Primary Reference Number (PRN) : 00218m Trust : Glamorgan Gwent Community : Porthcawl Unitary authority : Bridgend NGR : SS84037803 Site Type (preferred type first) : Roman Villa Status : listed building II, Scheduled Monument
Summary : Site of a Roman villa, partly excavated in the 19th century and surveyed by magnetometry and resistivity in 1989. Excavation revealed 8 phases of activity, mostly between the mid 3rd-mid 4thC, and survey showed the larger extent of the building complex.

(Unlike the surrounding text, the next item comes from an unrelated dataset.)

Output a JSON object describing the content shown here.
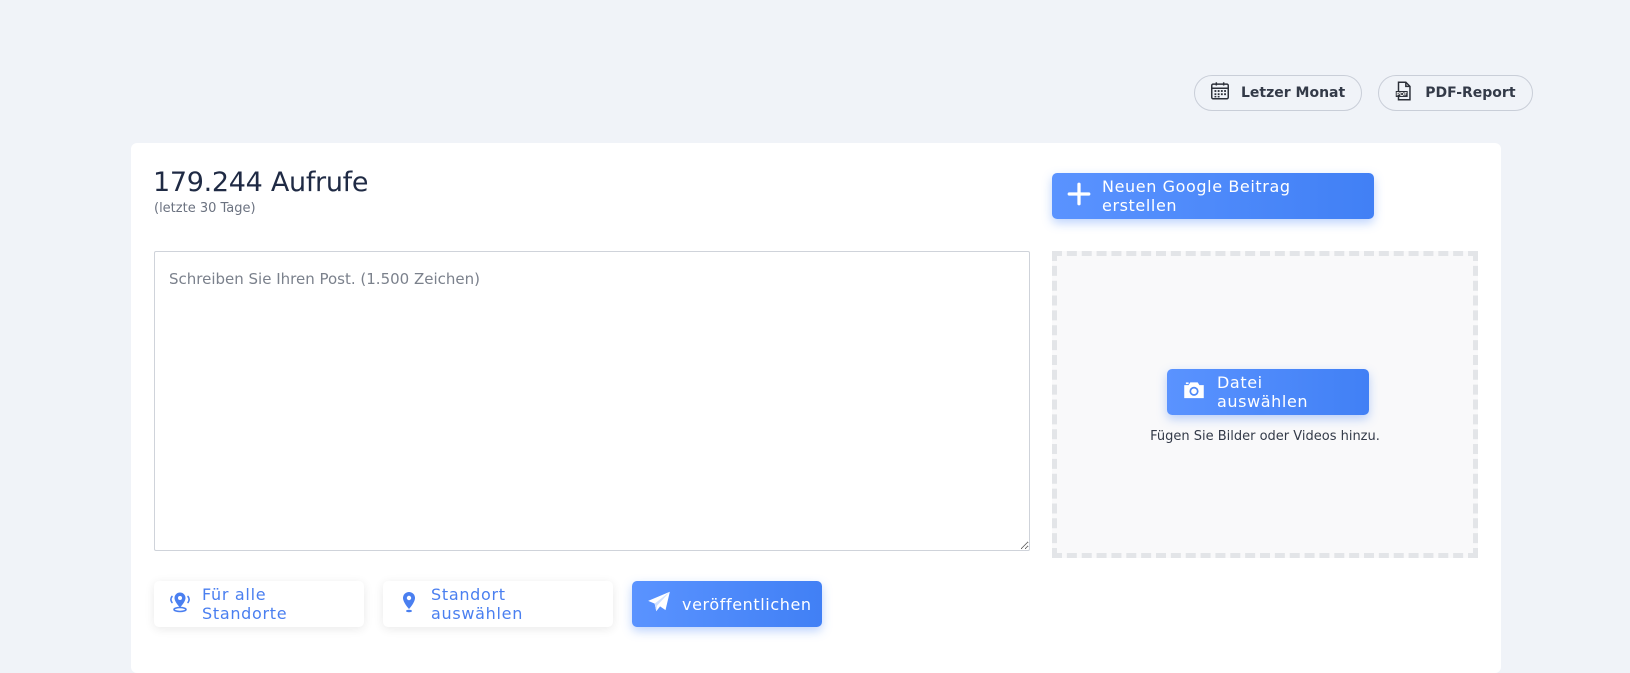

Description : Villa site partly excavated in 1985-86 and surveyed by magnetometry and resistivity in 1989. Excavation revealed a sequence of 8 phases of activity, some quite minor; most of the activity took place between the mid 3rd century and the mid 4th century. The earliest features noted in the excavation was a post-hole structure or structures of indeterminate type and unknown date, possibly of more than one phase. The post-holes were overlain by patches of metalling, within one of which was part of a badly robbed rectangular building in coursed rubble laid with pink mortar, 7.70 wide and at least 6.22m long, and containing a T-shaped kiln which appears to have been used for drying corn or malting. Later features included a large void, a series of post-holes cut into the metalled surfaces and a boundary bank, followed in the 19th century by landscaping. The geophysical survey indicated that the excavated area formed part of a complex of masonry buildings of which the main range seems to have run at right-angles to the excavated building, possibly with other ranges or detached buildings to north and east. A winged corridor plan seems most likely. Finds recovered from the excavation, and from the site in the 19th century, included painted wall plaster, opus signinum and hexagonal roofing slates in Pennant sandstone. This appears to be a well-preserved Roman villa site consisting of a dwelling with agricultural processing structures. Roman villas are not common in Wales, and this particular example is likely to come under threat from development pressures. (Evans 2001)